Home » Fired workers’ lawsuit claims Muskegon Family Care health clinic violated federal law

Fired workers’ lawsuit claims Muskegon Family Care health clinic violated federal law

By Lynn Moore | [email protected]

MUSKEGON COUNTY, MI – Recently terminated employees have filed a class action lawsuit against the Muskegon Family Care health clinic, claiming it didn’t provide them adequate notice of their job losses nor payment of unused vacation time.

The lawsuit, filed in U.S. District Court on Feb. 16, claims 150 full-time employees were terminated on Feb. 14 without warning.

Two former clerical support employees are named in the lawsuit that also represents “all others similarly situated.” They seek 60 days’ worth of wages and benefits as well as compensation for remaining vacation time.

The health clinic at 2201 S. Getty St. in Muskegon Heights serves an estimated 20,000 patients, most of them low-income. The mass firings led to widespread speculation about the clinic’s closing, which clinic officials officially confirmed three days later, on Monday, Feb. 17.

The closure, planned for March 31, leaves thousands of dental, medical and mental health patients scrambling to find new providers. Hackley Community Care, Public Health Muskegon County and the Department of Health and Human Services all have pledged to help displaced patients.

The Michigan State Police has launched an investigation into claims staff members embezzled from the clinic.

* * *

The federal Worker Adjustment and Retraining Act requires that in the event of a plant closing or mass layoff, employers must provide formal notice to employees at least 60 days prior to the effective date.

There are some exceptions, including if the layoffs are due to an unforeseen economic crisis or other business circumstance. It’s usually the employer’s burden to prove why it couldn’t provide the advance warning.

In a press release announcing the closure, clinic administrators cited “complicated financial troubles” as the reason for the employee terminations.

The clinic “will continue to serve patients” until its closure at the end of March, the press release states. The lawsuit estimates that roughly 50 employees remain employed at the clinic.

Terminated employees are suing for 60 days’ worth of wages, bonuses, accrued holiday and vacation pay, COBRA health benefits and pension and 401K contributions. They are represented by attorneys Raisner Roupinian LLP of New York City.

Muskegon Family Care operated on an approximately $20 million budget, according to its 2018 audit. Among its services are medical, dental, mental and behavior health, pharmacy and women’s care.

In 2018, it had 20,670 patients, according to the U.S. Health Resources and Services Administration’s Bureau of Primary Health. Nearly 79 percent of those patients were at or below the poverty level, and more than 13,000 were eligible for Medicaid, according to the Bureau of Primary Health.

A federal audit found “significant deficiencies” in 2017. Details were not immediately available.

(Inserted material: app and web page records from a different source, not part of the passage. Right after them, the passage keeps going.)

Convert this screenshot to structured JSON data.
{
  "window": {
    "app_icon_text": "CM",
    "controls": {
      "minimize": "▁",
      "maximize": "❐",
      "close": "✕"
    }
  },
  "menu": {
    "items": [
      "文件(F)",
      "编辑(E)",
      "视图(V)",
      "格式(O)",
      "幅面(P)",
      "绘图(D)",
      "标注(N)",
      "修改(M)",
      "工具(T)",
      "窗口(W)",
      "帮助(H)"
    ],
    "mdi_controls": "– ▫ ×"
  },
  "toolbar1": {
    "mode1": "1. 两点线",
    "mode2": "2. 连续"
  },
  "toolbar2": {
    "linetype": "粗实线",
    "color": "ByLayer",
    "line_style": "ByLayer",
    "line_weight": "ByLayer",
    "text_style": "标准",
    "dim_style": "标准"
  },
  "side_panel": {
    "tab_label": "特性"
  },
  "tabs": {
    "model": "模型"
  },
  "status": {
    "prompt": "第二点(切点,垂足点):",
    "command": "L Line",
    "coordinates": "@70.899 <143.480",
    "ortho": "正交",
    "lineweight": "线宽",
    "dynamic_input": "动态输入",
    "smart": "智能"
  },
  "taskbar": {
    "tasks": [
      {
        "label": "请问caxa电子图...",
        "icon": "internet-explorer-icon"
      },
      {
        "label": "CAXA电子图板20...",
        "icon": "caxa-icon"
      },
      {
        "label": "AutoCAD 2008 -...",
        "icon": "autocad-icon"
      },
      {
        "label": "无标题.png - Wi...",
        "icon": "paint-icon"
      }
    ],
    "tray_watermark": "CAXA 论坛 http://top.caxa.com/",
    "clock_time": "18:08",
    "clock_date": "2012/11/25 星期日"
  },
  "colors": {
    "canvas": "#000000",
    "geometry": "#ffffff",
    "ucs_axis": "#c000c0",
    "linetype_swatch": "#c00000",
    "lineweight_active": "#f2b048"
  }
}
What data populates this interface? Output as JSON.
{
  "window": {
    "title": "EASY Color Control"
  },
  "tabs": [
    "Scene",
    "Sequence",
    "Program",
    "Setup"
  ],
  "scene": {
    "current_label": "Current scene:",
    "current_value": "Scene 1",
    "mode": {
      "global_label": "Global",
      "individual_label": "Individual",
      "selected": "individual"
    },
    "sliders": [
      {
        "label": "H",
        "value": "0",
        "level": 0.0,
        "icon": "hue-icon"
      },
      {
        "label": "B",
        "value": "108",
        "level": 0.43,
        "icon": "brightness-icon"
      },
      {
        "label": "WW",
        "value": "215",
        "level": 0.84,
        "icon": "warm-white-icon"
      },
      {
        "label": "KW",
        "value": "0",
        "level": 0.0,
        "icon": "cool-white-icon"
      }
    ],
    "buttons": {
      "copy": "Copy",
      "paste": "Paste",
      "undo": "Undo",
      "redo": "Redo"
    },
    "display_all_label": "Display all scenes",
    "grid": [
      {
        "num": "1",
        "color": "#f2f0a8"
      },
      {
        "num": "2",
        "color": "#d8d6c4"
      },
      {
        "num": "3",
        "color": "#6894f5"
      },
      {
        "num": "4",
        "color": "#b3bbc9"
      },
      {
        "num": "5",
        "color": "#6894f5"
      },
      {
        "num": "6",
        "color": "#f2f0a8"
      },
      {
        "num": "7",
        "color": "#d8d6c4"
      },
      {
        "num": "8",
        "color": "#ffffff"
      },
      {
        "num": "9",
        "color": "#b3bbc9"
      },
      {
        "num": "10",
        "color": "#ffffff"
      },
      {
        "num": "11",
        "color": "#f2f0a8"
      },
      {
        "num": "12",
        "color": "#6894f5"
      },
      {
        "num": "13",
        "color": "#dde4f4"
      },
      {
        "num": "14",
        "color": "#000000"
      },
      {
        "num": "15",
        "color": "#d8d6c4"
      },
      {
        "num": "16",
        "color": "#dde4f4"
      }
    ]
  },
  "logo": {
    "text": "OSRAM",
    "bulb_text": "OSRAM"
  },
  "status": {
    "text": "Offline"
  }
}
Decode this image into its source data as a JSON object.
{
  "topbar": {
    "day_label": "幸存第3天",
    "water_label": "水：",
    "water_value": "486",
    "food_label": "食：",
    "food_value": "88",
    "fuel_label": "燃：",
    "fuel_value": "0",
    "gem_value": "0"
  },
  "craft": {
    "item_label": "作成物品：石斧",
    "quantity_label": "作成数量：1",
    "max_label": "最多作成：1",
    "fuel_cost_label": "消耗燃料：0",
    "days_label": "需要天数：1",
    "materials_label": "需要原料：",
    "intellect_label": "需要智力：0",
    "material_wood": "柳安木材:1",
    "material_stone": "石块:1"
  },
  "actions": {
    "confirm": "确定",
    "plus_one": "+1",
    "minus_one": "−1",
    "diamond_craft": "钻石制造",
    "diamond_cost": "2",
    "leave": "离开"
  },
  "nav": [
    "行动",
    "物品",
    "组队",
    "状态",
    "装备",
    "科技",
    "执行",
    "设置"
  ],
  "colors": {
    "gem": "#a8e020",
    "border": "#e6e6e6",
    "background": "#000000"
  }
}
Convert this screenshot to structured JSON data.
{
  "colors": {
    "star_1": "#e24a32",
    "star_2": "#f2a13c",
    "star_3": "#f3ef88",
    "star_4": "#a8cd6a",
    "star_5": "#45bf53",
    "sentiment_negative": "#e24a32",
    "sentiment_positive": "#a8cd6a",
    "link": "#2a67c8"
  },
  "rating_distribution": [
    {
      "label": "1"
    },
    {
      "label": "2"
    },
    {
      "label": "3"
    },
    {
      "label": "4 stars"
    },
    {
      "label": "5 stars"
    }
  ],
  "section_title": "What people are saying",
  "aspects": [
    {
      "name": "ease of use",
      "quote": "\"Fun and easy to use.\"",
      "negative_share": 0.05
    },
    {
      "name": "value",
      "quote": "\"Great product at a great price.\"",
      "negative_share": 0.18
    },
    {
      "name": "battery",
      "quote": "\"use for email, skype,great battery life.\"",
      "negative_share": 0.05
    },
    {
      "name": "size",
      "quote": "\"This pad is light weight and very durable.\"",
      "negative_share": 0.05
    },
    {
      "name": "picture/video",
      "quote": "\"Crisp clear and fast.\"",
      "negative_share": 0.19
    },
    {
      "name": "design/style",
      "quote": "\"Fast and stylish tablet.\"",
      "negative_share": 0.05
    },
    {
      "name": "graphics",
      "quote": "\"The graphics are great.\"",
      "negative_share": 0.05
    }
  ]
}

However, Muskegon Family Care’s own audit did not find anything significant, but rather one “material weakness” that year.

Muskegon Family Care has previously been in trouble with the federal government, which determined it had not properly tracked federal funding and failed to comply with its own bylaws from 2010-2014, according to documents obtained by the Muskegon Chronicle in 2014.

The clinic has been operated by an interim executive following the departure of former Chief Executive Officer Sheila Bridges.

A 2014 federal review of the clinic found that it failed to properly track the federal funds it receives and revealed questionable business expenses made by Bridges, according to the report obtained by the Muskegon Chronicle. Some of those expenses included stays at five-star hotels, first-class airfare and limousine accommodations.

* * *

That same year, several staff members, including a doctor, dentists and physician assistants, wrote a letter calling for the resignation of Bridges and the board of directors.